__Exercise data__.

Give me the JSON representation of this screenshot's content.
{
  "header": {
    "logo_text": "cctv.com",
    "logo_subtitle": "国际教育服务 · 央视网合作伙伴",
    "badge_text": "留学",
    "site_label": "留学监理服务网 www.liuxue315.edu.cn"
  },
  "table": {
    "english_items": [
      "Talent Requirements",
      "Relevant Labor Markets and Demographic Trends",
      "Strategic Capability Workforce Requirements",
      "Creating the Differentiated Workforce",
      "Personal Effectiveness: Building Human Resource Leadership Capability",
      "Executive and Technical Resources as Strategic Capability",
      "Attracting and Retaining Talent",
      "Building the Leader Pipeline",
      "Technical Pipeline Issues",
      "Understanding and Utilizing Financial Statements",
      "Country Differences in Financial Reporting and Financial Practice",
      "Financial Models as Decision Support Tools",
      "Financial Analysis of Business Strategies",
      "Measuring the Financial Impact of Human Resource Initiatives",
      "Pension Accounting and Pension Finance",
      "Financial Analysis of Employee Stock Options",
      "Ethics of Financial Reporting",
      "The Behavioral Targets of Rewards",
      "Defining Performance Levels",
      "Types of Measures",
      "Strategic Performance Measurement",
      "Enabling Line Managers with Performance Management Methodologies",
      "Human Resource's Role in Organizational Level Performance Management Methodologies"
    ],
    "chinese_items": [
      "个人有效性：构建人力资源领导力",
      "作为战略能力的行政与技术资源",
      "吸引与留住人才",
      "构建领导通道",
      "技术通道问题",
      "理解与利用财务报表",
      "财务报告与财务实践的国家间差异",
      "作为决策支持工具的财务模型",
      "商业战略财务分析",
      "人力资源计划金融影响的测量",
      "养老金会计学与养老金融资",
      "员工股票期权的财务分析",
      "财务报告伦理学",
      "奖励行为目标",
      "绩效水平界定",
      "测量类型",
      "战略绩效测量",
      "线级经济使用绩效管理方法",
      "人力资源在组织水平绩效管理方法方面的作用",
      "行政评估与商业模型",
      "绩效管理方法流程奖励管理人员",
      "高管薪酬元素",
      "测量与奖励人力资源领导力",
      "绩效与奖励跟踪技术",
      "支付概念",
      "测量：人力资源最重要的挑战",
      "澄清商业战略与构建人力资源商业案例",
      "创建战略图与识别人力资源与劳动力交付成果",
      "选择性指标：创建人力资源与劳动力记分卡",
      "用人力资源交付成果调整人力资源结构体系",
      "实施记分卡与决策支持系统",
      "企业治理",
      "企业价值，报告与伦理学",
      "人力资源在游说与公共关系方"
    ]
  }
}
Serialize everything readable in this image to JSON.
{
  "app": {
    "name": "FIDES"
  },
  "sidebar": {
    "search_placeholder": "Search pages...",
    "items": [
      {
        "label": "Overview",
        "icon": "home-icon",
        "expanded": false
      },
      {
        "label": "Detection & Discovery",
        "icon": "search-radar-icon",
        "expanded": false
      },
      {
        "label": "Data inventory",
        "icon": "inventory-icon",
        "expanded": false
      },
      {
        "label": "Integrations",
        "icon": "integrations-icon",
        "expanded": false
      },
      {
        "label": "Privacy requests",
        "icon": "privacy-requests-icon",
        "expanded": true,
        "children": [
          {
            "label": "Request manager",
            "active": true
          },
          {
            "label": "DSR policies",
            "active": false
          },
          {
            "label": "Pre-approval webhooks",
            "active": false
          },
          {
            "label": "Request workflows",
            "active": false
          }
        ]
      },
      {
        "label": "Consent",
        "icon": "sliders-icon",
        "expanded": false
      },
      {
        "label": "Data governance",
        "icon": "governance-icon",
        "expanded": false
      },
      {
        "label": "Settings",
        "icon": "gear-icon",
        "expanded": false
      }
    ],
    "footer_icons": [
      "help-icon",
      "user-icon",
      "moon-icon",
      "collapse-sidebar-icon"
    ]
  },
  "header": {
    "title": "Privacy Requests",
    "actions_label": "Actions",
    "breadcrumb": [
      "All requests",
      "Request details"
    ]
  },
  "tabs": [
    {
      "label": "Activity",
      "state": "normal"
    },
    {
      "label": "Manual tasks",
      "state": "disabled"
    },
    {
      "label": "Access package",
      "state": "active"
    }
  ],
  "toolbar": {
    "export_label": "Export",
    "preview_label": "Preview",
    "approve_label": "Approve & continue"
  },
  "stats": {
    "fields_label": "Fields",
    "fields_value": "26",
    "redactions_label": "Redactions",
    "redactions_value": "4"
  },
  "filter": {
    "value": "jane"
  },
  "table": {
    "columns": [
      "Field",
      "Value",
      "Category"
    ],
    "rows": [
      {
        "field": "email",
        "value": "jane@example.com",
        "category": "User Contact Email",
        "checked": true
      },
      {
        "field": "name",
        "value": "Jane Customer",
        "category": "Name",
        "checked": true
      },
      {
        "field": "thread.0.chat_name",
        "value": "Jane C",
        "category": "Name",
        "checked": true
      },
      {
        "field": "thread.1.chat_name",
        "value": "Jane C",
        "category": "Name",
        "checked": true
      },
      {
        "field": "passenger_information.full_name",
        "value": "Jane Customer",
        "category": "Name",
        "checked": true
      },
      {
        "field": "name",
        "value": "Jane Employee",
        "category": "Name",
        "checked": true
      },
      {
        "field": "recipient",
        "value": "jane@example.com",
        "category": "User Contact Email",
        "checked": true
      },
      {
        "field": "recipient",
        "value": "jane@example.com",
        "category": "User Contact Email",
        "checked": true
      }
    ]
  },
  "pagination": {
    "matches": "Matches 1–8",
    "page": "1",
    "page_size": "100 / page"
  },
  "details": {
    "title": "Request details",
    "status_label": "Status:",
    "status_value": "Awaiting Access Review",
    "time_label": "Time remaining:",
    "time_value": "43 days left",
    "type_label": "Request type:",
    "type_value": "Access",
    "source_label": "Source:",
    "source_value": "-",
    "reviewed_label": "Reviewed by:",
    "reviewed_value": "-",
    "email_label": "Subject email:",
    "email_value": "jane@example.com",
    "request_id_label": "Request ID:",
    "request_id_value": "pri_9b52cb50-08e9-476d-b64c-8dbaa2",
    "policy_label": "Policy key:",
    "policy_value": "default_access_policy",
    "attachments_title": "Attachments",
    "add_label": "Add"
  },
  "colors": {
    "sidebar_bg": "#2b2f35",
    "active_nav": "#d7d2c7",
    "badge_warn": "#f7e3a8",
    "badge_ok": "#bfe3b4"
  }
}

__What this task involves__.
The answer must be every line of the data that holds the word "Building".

__Response for this exercise__.
      "Personal Effectiveness: Building Human Resource Leadership Capability",
      "Building the Leader Pipeline",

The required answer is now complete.